- _WHAT IS NEEDED_: Within the listing below, count the lines that include "data" and give the count alone.

· · · · · · ·

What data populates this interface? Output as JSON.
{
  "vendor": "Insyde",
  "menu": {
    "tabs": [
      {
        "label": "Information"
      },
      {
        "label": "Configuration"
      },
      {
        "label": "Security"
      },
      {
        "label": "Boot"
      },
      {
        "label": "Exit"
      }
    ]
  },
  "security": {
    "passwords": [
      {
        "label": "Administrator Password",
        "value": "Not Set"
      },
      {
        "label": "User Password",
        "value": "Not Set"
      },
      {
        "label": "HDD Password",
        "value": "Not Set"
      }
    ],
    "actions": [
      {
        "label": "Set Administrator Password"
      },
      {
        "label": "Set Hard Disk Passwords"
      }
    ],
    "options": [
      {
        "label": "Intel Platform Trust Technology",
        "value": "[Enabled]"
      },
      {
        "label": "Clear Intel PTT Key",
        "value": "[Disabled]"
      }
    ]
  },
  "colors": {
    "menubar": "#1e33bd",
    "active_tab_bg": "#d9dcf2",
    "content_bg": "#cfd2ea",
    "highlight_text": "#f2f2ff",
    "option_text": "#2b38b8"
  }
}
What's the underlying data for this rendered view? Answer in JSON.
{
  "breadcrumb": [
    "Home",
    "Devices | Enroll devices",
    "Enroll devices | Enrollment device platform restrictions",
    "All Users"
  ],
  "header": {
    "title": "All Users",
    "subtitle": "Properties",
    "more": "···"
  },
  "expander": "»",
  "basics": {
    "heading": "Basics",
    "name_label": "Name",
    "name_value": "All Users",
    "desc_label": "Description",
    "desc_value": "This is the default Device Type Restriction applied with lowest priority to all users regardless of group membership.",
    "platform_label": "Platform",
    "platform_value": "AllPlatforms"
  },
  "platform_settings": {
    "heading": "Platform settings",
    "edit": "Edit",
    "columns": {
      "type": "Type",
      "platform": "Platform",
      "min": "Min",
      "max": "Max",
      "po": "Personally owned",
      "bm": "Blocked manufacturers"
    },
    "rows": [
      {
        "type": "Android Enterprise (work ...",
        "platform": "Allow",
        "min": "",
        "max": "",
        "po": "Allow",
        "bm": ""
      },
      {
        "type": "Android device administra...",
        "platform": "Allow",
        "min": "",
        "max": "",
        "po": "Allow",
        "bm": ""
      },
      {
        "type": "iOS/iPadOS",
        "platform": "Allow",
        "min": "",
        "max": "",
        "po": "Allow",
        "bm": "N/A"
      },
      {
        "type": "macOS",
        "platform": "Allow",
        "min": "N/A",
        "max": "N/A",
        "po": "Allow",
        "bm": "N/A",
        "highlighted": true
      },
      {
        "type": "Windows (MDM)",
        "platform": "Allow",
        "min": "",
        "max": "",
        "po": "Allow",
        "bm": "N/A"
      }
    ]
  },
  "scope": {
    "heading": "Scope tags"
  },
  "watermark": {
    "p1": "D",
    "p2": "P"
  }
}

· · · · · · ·

- _TASK OUTPUT_: 2